Does holiday pay have to include commission?
Last year an Employment Tribunal followed the ruling in British Airways v Williams, holding that voluntary overtime should be included in the calculation of a worker's holiday pay.
The case is not yet binding but a recent Opinion from the European Court of Justice (ECJ) has now suggested that holiday pay should be based on average income including any commission.
This Opinion of an 'Advocate-General' of the ECJ conflicts with a 2002 decision of the Court of Appeal which ruled that, where the employee's pay did not vary with the amount of work done (e.g. where payment of commission was not based on the time spent but on the success or otherwise of his work), commission did not have to be included in the calculation of holiday pay under the Working Time Regulations 1998 (WTR).
Although the ECJ does not have to follow such preliminary Opinions, it usually does so.
The Advocate-General noted the previous ruling of the ECJ in the Williams case, that workers must receive "normal remuneration" for periods of annual leave. He concluded that commission which is directly linked to the work normally carried out by the individual under his contract of employment should be included in the calculation of holiday pay.
This is so even where the amount may fluctuate from month to month, as long as it is permanent enough to be regarded as part of "normal remuneration". Otherwise a worker might be deterred from taking annual leave as a result of the drop in income from that period.
The Advocate-General rejected an argument that the level of commission already took account of the fact that workers could not generate commission during holiday.
This would be similar to the idea of 'rolled-up holiday pay' which is unlawful under EU law.
The Advocate-General concluded that it would be for national courts to determine what methods are appropriate to calculate the commission due, but suggested that taking average commission over a period of 12 months would be one solution.
This is very different to the 12 weeks reference period used under the WTR where there are no normal hours of work or where pay varies with the amount of work done.
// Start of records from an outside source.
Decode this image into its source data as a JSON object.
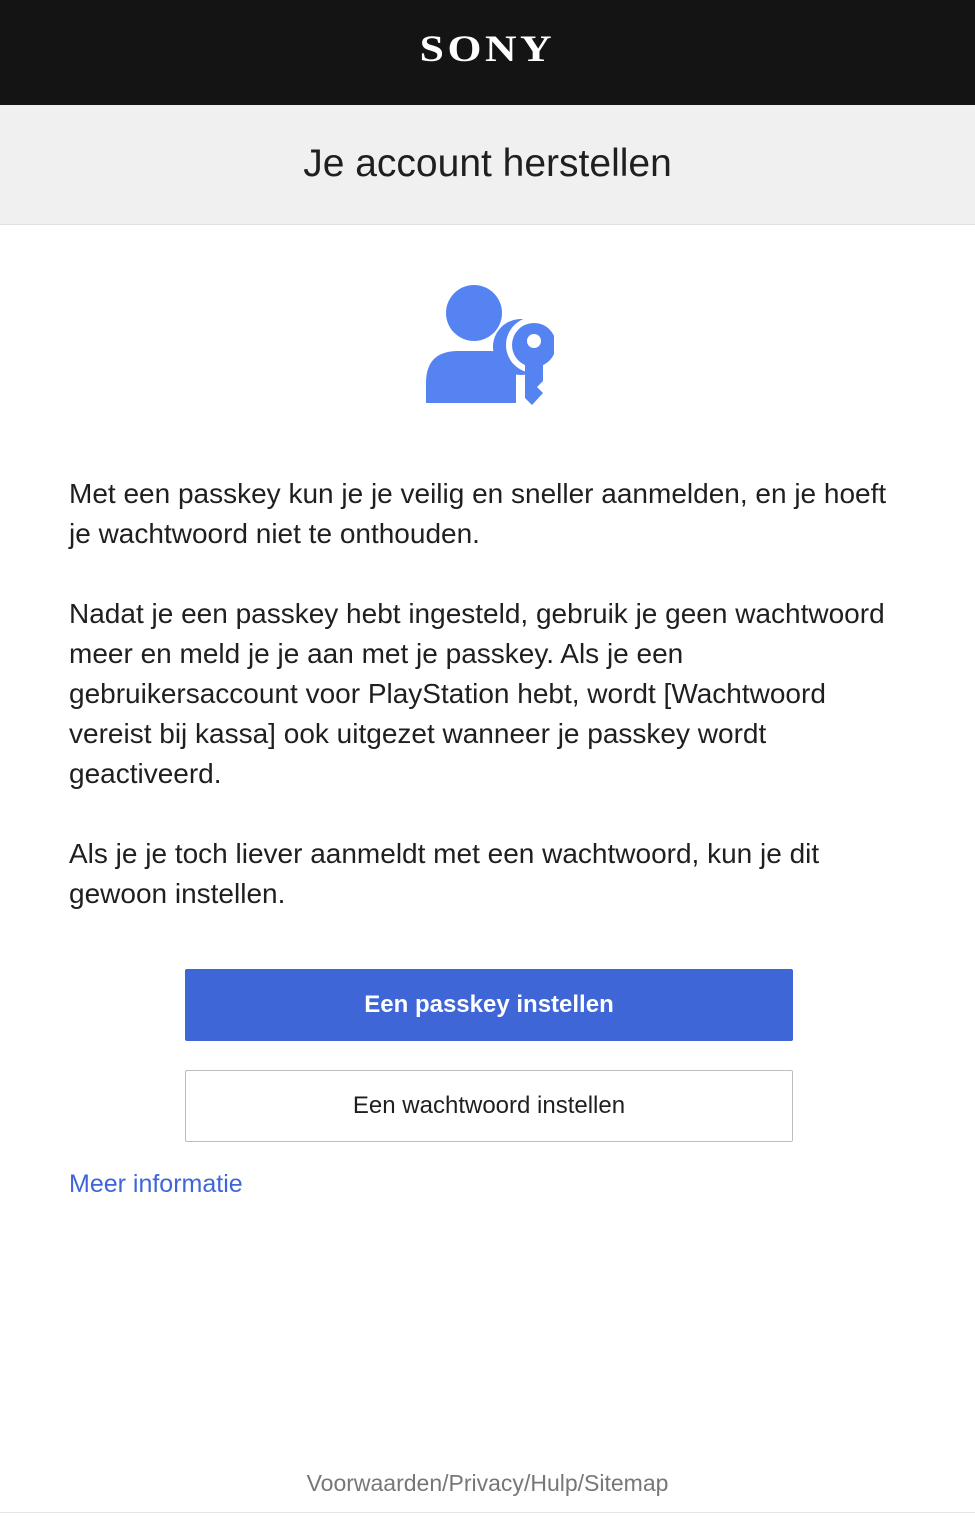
{
  "header": {
    "logo_text": "SONY"
  },
  "title_band": {
    "title": "Je account herstellen"
  },
  "icon": {
    "name": "user-key-icon",
    "color": "#5583f2"
  },
  "content": {
    "paragraph_1": "Met een passkey kun je je veilig en sneller aanmelden, en je hoeft je wachtwoord niet te onthouden.",
    "paragraph_2": "Nadat je een passkey hebt ingesteld, gebruik je geen wachtwoord meer en meld je je aan met je passkey. Als je een gebruikersaccount voor PlayStation hebt, wordt [Wachtwoord vereist bij kassa] ook uitgezet wanneer je passkey wordt geactiveerd.",
    "paragraph_3": "Als je je toch liever aanmeldt met een wachtwoord, kun je dit gewoon instellen."
  },
  "actions": {
    "primary_label": "Een passkey instellen",
    "secondary_label": "Een wachtwoord instellen",
    "more_info_label": "Meer informatie"
  },
  "footer": {
    "terms": "Voorwaarden",
    "privacy": "Privacy",
    "help": "Hulp",
    "sitemap": "Sitemap",
    "separator": "/"
  },
  "colors": {
    "header_bg": "#141414",
    "title_band_bg": "#f0f0f0",
    "primary_button": "#3f66d6",
    "link": "#3f66d6"
  }
}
If in due course the Opinion is followed by the ECJ, it will mean that the distinction between pay/commission which varies with the amount of work done, and pay/commission which varies with the outcome or success of the work done, may no longer be correct for the purposes of calculating holiday pay in the UK.